Ten important IRS forms for meeting the 2014 tax deadline
Ten of the important forms frequently downloaded from the IRS website are:
1. Form 1040EZ is the most simplified form for filing a federal income tax return by single or married taxpayers whose annual income is under $100,000.00, who are not over age 65, whose interest income is under $1,500.00, and who are not blind.
2. Form 1040A is another short form for filing a federal income tax return when the taxpayer has deductions that fit one of these three schedules:
Schedule 1 – deduct interest or dividends.
Schedule 2 – deduct child or dependent care expenses.
Schedule 3 – deduct credits for the elderly or disabled.
Form 1040A is quite similar to Form 1040EZ, and also applies to individual or married taxpayers reporting under $100,000.00 in annual income.
3. Form 1040 is known as the long form for a married of individual taxpayer of any income level filing a federal income tax return. Form 1040 covers basically every deduction possible by allowing taxpayers to apply deductions and report income using applicable formulas chosen from a series of 13-schedules and 14-forms located on the IRS website.
4. Form 1041 is used to report Net Investment Income Tax (NIIT) to Form 1040. NITT went into effect January 1, 2013 and applies a tax of 3.8-percent to trusts, estates, and individuals whose income exceeds certain thresholds starting at $100,000.00.
5. Form W-2 is provided by employers to employees documenting earnings and taxes withheld during the calendar year and provides important information necessary for the completion of Forms 1040EZ, 1040A, or 1040.
6. Form W-9 is a request for taxpayer identification number and certification completed by independent contractors and given to a business or individual wishing to contract for their services.
7. Form 941 is the employer’s quarterly income tax return which accompanies payments to the IRS for Medicare, Social Security, and income taxes withheld from employee payroll.
8. Form 1098 reports tax credits for the charitable contribution of a motor vehicle or payments of student loan interest, college tuition, or home mortgages.
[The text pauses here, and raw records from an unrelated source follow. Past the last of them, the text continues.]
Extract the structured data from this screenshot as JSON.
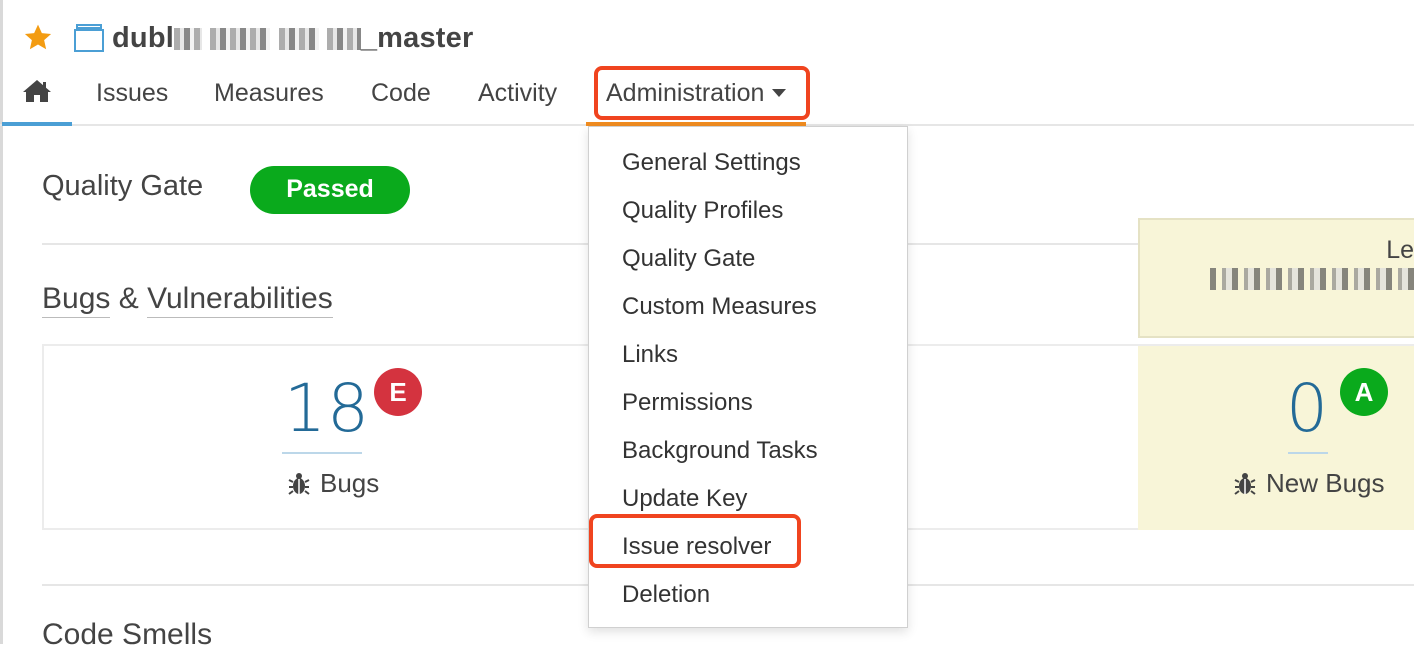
{
  "project": {
    "name_prefix": "dubl",
    "name_suffix": "_master",
    "star_icon": "star-icon",
    "project_icon": "project-icon"
  },
  "nav": {
    "home_icon": "home-icon",
    "items": [
      "Issues",
      "Measures",
      "Code",
      "Activity"
    ],
    "admin_label": "Administration"
  },
  "quality_gate": {
    "title": "Quality Gate",
    "status": "Passed",
    "status_color": "#0aaa1c"
  },
  "bugs_section": {
    "title_part1": "Bugs",
    "title_amp": " & ",
    "title_part2": "Vulnerabilities",
    "bugs_value": "18",
    "bugs_rating": "E",
    "bugs_rating_color": "#d4333f",
    "bugs_label": "Bugs",
    "leak_label": "Le",
    "new_bugs_value": "0",
    "new_bugs_rating": "A",
    "new_bugs_rating_color": "#0aaa1c",
    "new_bugs_label": "New Bugs"
  },
  "next_section_title": "Code Smells",
  "dropdown": {
    "items": [
      "General Settings",
      "Quality Profiles",
      "Quality Gate",
      "Custom Measures",
      "Links",
      "Permissions",
      "Background Tasks",
      "Update Key",
      "Issue resolver",
      "Deletion"
    ]
  },
  "colors": {
    "highlight": "#f0441f",
    "accent_blue": "#4b9fd5",
    "accent_orange": "#f08c20",
    "leak_bg": "#f8f5d8"
  }
}
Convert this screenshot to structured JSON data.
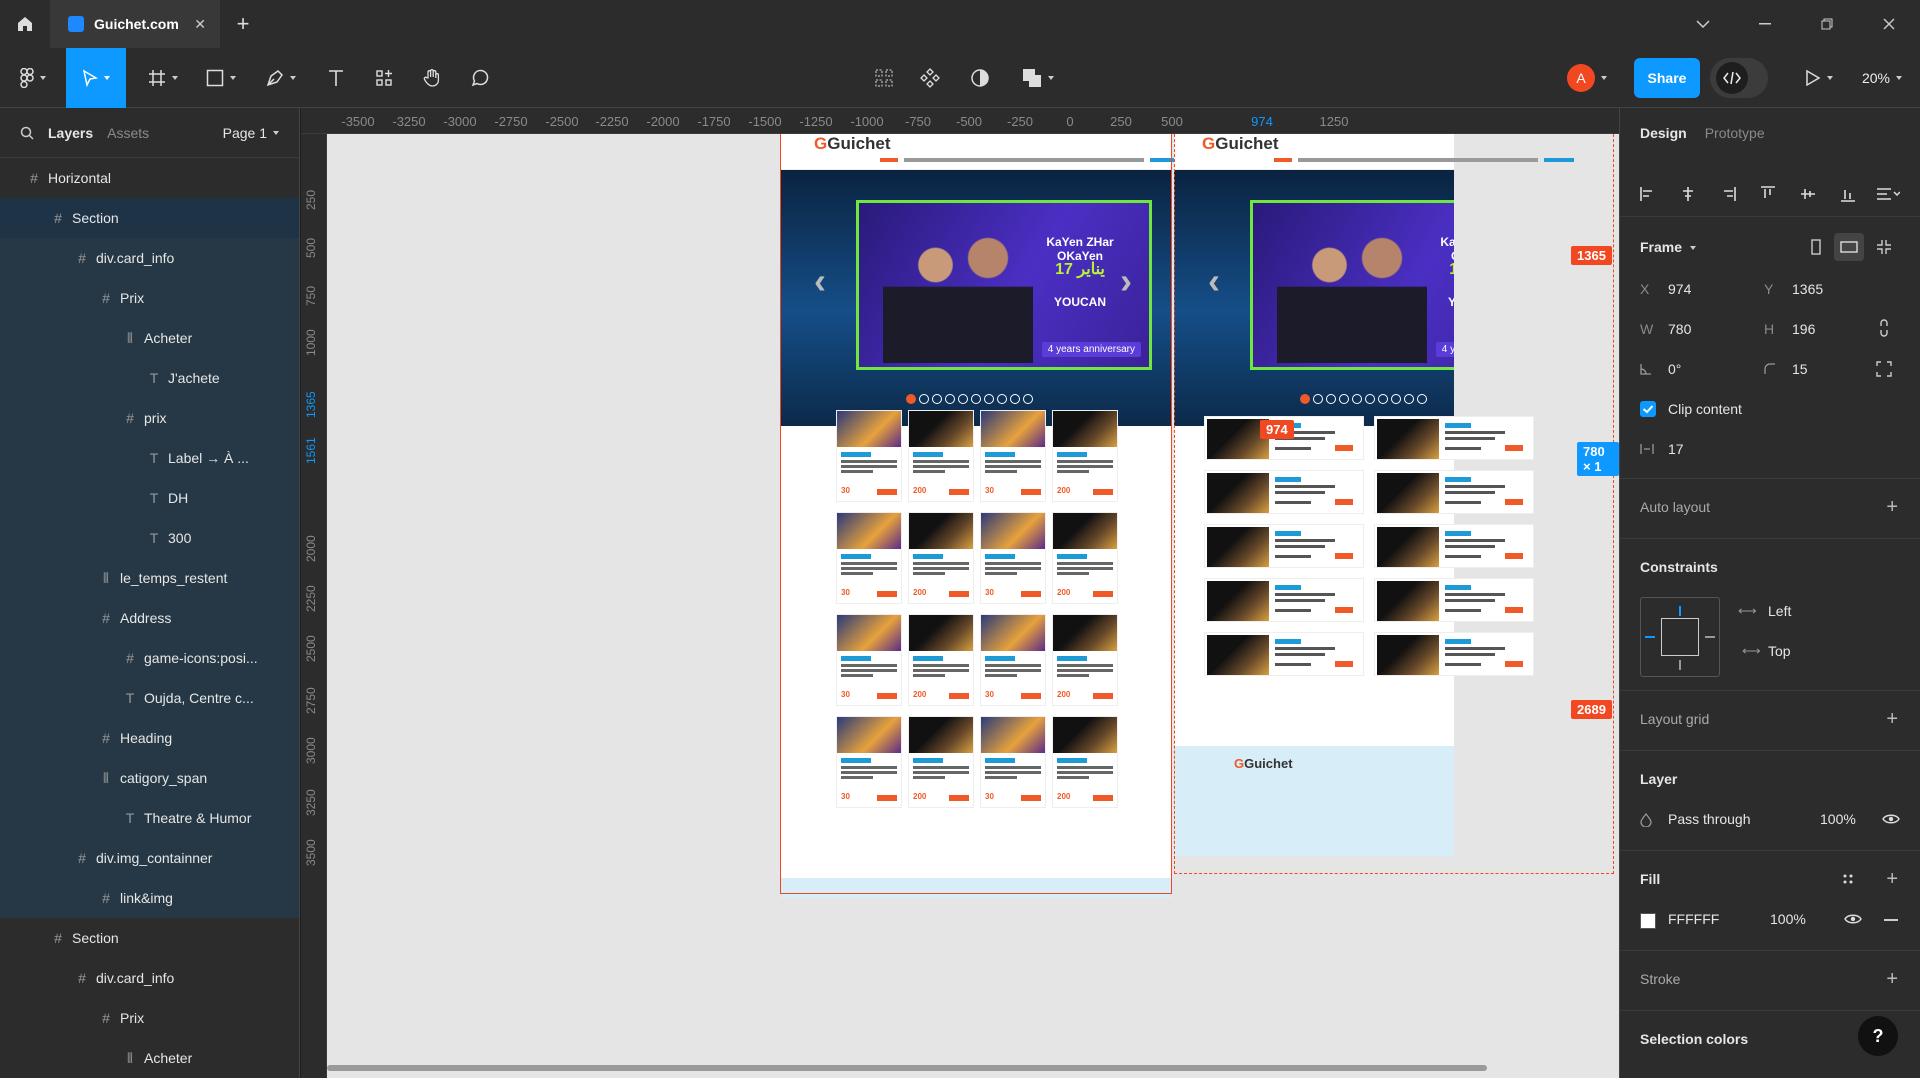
{
  "titlebar": {
    "tab_title": "Guichet.com",
    "close_glyph": "✕",
    "new_tab_glyph": "+"
  },
  "toolbar": {
    "avatar_initial": "A",
    "share_label": "Share",
    "zoom_label": "20%"
  },
  "left_panel": {
    "tabs": [
      "Layers",
      "Assets"
    ],
    "page_label": "Page 1",
    "layers": [
      {
        "icon": "frame-icon",
        "glyph": "#",
        "name": "Horizontal"
      },
      {
        "icon": "frame-icon",
        "glyph": "#",
        "name": "Section"
      },
      {
        "icon": "frame-icon",
        "glyph": "#",
        "name": "div.card_info"
      },
      {
        "icon": "frame-icon",
        "glyph": "#",
        "name": "Prix"
      },
      {
        "icon": "auto-layout-icon",
        "glyph": "⫴",
        "name": "Acheter"
      },
      {
        "icon": "text-icon",
        "glyph": "T",
        "name": "J'achete"
      },
      {
        "icon": "frame-icon",
        "glyph": "#",
        "name": "prix"
      },
      {
        "icon": "text-icon",
        "glyph": "T",
        "name": "Label → À ..."
      },
      {
        "icon": "text-icon",
        "glyph": "T",
        "name": "DH"
      },
      {
        "icon": "text-icon",
        "glyph": "T",
        "name": "300"
      },
      {
        "icon": "auto-layout-icon",
        "glyph": "⫴",
        "name": "le_temps_restent"
      },
      {
        "icon": "frame-icon",
        "glyph": "#",
        "name": "Address"
      },
      {
        "icon": "frame-icon",
        "glyph": "#",
        "name": "game-icons:posi..."
      },
      {
        "icon": "text-icon",
        "glyph": "T",
        "name": "Oujda, Centre c..."
      },
      {
        "icon": "frame-icon",
        "glyph": "#",
        "name": "Heading"
      },
      {
        "icon": "auto-layout-icon",
        "glyph": "⫴",
        "name": "catigory_span"
      },
      {
        "icon": "text-icon",
        "glyph": "T",
        "name": "Theatre & Humor"
      },
      {
        "icon": "frame-icon",
        "glyph": "#",
        "name": "div.img_containner"
      },
      {
        "icon": "frame-icon",
        "glyph": "#",
        "name": "link&img"
      },
      {
        "icon": "frame-icon",
        "glyph": "#",
        "name": "Section"
      },
      {
        "icon": "frame-icon",
        "glyph": "#",
        "name": "div.card_info"
      },
      {
        "icon": "frame-icon",
        "glyph": "#",
        "name": "Prix"
      },
      {
        "icon": "auto-layout-icon",
        "glyph": "⫴",
        "name": "Acheter"
      }
    ]
  },
  "rulers": {
    "top": [
      "-3500",
      "-3250",
      "-3000",
      "-2750",
      "-2500",
      "-2250",
      "-2000",
      "-1750",
      "-1500",
      "-1250",
      "-1000",
      "-750",
      "-500",
      "-250",
      "0",
      "250",
      "500",
      "974",
      "1250"
    ],
    "left": [
      "250",
      "500",
      "750",
      "1000",
      "1365",
      "1561",
      "2000",
      "2250",
      "2500",
      "2750",
      "3000",
      "3250",
      "3500"
    ]
  },
  "canvas": {
    "site_logo": "Guichet",
    "banner_title": "KaYen ZHar OKaYen",
    "banner_date": "17 يناير",
    "banner_brand": "YOUCAN",
    "banner_anniv": "4 years anniversary",
    "card_price": "30",
    "card_price_alt": "200",
    "badges": {
      "x": "974",
      "y_top": "1365",
      "size": "780 × 1",
      "y_bottom": "2689"
    }
  },
  "right_panel": {
    "tabs": [
      "Design",
      "Prototype"
    ],
    "frame": {
      "title": "Frame",
      "x_label": "X",
      "x": "974",
      "y_label": "Y",
      "y": "1365",
      "w_label": "W",
      "w": "780",
      "h_label": "H",
      "h": "196",
      "rotation": "0°",
      "radius": "15",
      "clip_label": "Clip content",
      "spacing": "17"
    },
    "auto_layout": "Auto layout",
    "constraints": {
      "title": "Constraints",
      "horizontal": "Left",
      "vertical": "Top"
    },
    "layout_grid": "Layout grid",
    "layer": {
      "title": "Layer",
      "blend": "Pass through",
      "opacity": "100%"
    },
    "fill": {
      "title": "Fill",
      "hex": "FFFFFF",
      "opacity": "100%"
    },
    "stroke": "Stroke",
    "selection_colors": "Selection colors",
    "help": "?"
  }
}
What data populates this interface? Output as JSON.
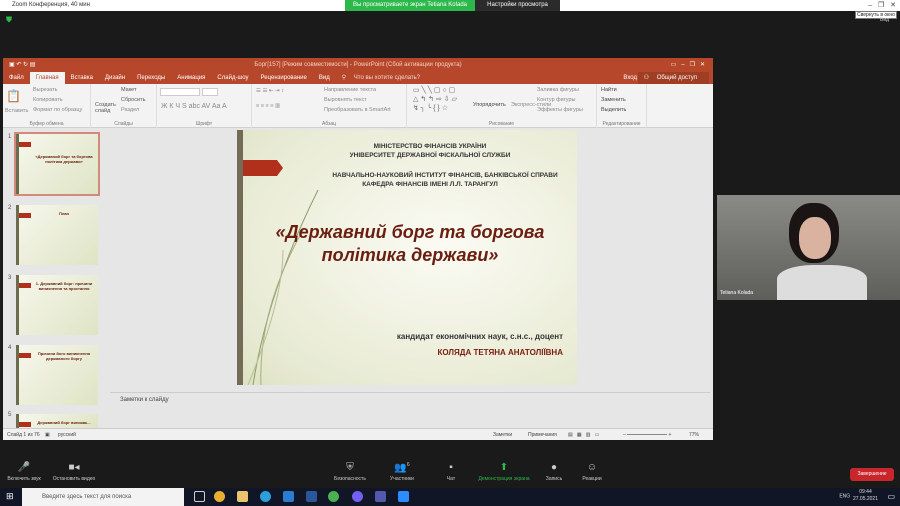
{
  "zoom": {
    "window_title": "Zoom Конференция, 40 мин",
    "banner": "Вы просматриваете экран Tetiana Kolada",
    "view_options": "Настройки просмотра",
    "tooltip": "Свернуть в окно",
    "view_label": "Вид",
    "toolbar": [
      {
        "label": "Включить звук",
        "icon": "mic-muted-icon"
      },
      {
        "label": "Остановить видео",
        "icon": "video-icon"
      },
      {
        "label": "Безопасность",
        "icon": "shield-icon"
      },
      {
        "label": "Участники",
        "icon": "participants-icon",
        "count": "6"
      },
      {
        "label": "Чат",
        "icon": "chat-icon"
      },
      {
        "label": "Демонстрация экрана",
        "icon": "share-screen-icon"
      },
      {
        "label": "Запись",
        "icon": "record-icon"
      },
      {
        "label": "Реакции",
        "icon": "reaction-icon"
      }
    ],
    "end_button": "Завершение",
    "participant_name": "Tetiana Kolada",
    "accent": "#2db84b"
  },
  "ppt": {
    "title": "Борг[157] [Режим совместимости] - PowerPoint (Сбой активации продукта)",
    "tabs": [
      "Файл",
      "Главная",
      "Вставка",
      "Дизайн",
      "Переходы",
      "Анимация",
      "Слайд-шоу",
      "Рецензирование",
      "Вид"
    ],
    "tell_me": "Что вы хотите сделать?",
    "signin": "Вход",
    "share": "Общий доступ",
    "ribbon": {
      "clipboard": {
        "paste": "Вставить",
        "cut": "Вырезать",
        "copy": "Копировать",
        "format": "Формат по образцу",
        "label": "Буфер обмена"
      },
      "slides": {
        "new": "Создать слайд",
        "layout": "Макет",
        "reset": "Сбросить",
        "section": "Раздел",
        "label": "Слайды"
      },
      "font": {
        "label": "Шрифт"
      },
      "paragraph": {
        "dir": "Направление текста",
        "align": "Выровнять текст",
        "smartart": "Преобразовать в SmartArt",
        "label": "Абзац"
      },
      "drawing": {
        "arrange": "Упорядочить",
        "styles": "Экспресс-стили",
        "fill": "Заливка фигуры",
        "outline": "Контур фигуры",
        "effects": "Эффекты фигуры",
        "label": "Рисование"
      },
      "editing": {
        "find": "Найти",
        "replace": "Заменить",
        "select": "Выделить",
        "label": "Редактирование"
      }
    },
    "thumbs": [
      {
        "n": "1",
        "title": "«Державний борг та боргова політика держави»"
      },
      {
        "n": "2",
        "title": "План"
      },
      {
        "n": "3",
        "title": "1. Державний борг: причини виникнення та простання"
      },
      {
        "n": "4",
        "title": "Причини його виникнення державного боргу"
      },
      {
        "n": "5",
        "title": "Державний борг виникає..."
      }
    ],
    "slide": {
      "l1": "МІНІСТЕРСТВО ФІНАНСІВ УКРАЇНИ",
      "l2": "УНІВЕРСИТЕТ ДЕРЖАВНОЇ ФІСКАЛЬНОЇ СЛУЖБИ",
      "l3": "НАВЧАЛЬНО-НАУКОВИЙ ІНСТИТУТ ФІНАНСІВ, БАНКІВСЬКОЇ СПРАВИ",
      "l4": "КАФЕДРА ФІНАНСІВ ІМЕНІ Л.Л. ТАРАНГУЛ",
      "title1": "«Державний борг та боргова",
      "title2": "політика держави»",
      "author_role": "кандидат економічних наук, с.н.с., доцент",
      "author_name": "КОЛЯДА ТЕТЯНА АНАТОЛІЇВНА"
    },
    "notes_placeholder": "Заметки к слайду",
    "status": {
      "slide": "Слайд 1 из 76",
      "lang": "русский",
      "notes": "Заметки",
      "comments": "Примечания",
      "zoom": "77%",
      "zoom_fraction": 0.77
    }
  },
  "taskbar": {
    "search_placeholder": "Введите здесь текст для поиска",
    "lang": "ENG",
    "time": "09:44",
    "date": "27.05.2021"
  }
}
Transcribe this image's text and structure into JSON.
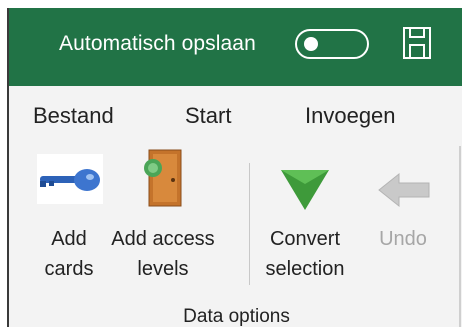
{
  "titlebar": {
    "autosave_label": "Automatisch opslaan",
    "toggle_state": "off",
    "accent_color": "#217346"
  },
  "menu": {
    "items": [
      {
        "label": "Bestand"
      },
      {
        "label": "Start"
      },
      {
        "label": "Invoegen"
      }
    ]
  },
  "ribbon": {
    "buttons": [
      {
        "line1": "Add",
        "line2": "cards",
        "icon": "key-icon",
        "enabled": true
      },
      {
        "line1": "Add access",
        "line2": "levels",
        "icon": "door-icon",
        "enabled": true
      },
      {
        "line1": "Convert",
        "line2": "selection",
        "icon": "green-triangle-down-icon",
        "enabled": true
      },
      {
        "line1": "Undo",
        "line2": "",
        "icon": "undo-arrow-icon",
        "enabled": false
      }
    ],
    "group_label": "Data options"
  }
}
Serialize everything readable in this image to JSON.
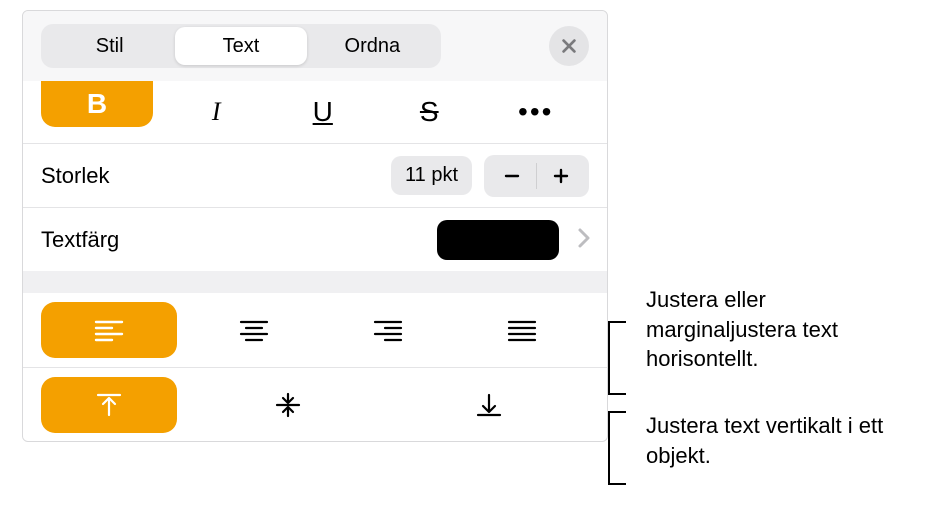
{
  "header": {
    "tabs": [
      "Stil",
      "Text",
      "Ordna"
    ],
    "active_index": 1
  },
  "styleRow": {
    "bold": "B",
    "italic": "I",
    "underline": "U",
    "strike": "S",
    "more": "•••"
  },
  "size": {
    "label": "Storlek",
    "value": "11 pkt"
  },
  "color": {
    "label": "Textfärg",
    "value": "#000000"
  },
  "callouts": {
    "horizontal": "Justera eller marginaljustera text horisontellt.",
    "vertical": "Justera text vertikalt i ett objekt."
  }
}
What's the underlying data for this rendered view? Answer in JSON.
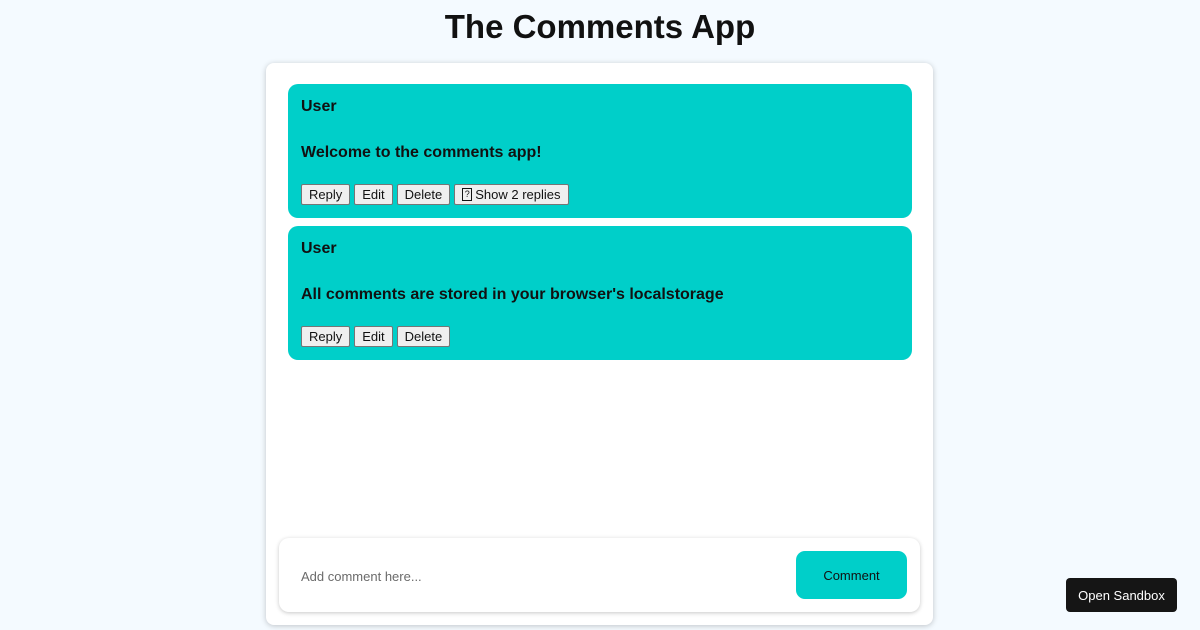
{
  "page": {
    "title": "The Comments App"
  },
  "comments": [
    {
      "author": "User",
      "text": "Welcome to the comments app!",
      "reply_label": "Reply",
      "edit_label": "Edit",
      "delete_label": "Delete",
      "toggle_label": "Show 2 replies",
      "toggle_icon": "chevron-toggle-icon"
    },
    {
      "author": "User",
      "text": "All comments are stored in your browser's localstorage",
      "reply_label": "Reply",
      "edit_label": "Edit",
      "delete_label": "Delete"
    }
  ],
  "composer": {
    "placeholder": "Add comment here...",
    "value": "",
    "submit_label": "Comment"
  },
  "sandbox": {
    "label": "Open Sandbox"
  },
  "colors": {
    "page_background": "#f4faff",
    "accent": "#00cfc9",
    "panel_background": "#ffffff",
    "sandbox_button": "#151515"
  }
}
9. Form 1099 Series is used to report income that is not derived from salaries, tips, or wages, and doesn’t exceed $600.00, such as dividends, interest, and self-employment earnings. A Form 1099 is sent by the individual or business making the payment to the recipient of the income, in a manner similar to the employer reporting on employee earnings using a Form W-2.
10. Form 8941 is used to report a tax credit by small businesses or not-for-profit organizations when employer-sponsored health care is provided. This credit is intended to benefit employees earning low- to moderate-incomes, by giving their employers an incentive to write-off health care benefits.
Looking ahead, an enhanced version of the small business employer-sponsored tax credit, per Form 8941, takes effect January 1, 2014, along with the Affordable Insurance Exchange (AIE). The latter is designed to allow individuals and families to use tax credits to purchase healthcare coverage. Check the IRS website in 2014 for revisions to Form 8941 and a new form for the AIE credit.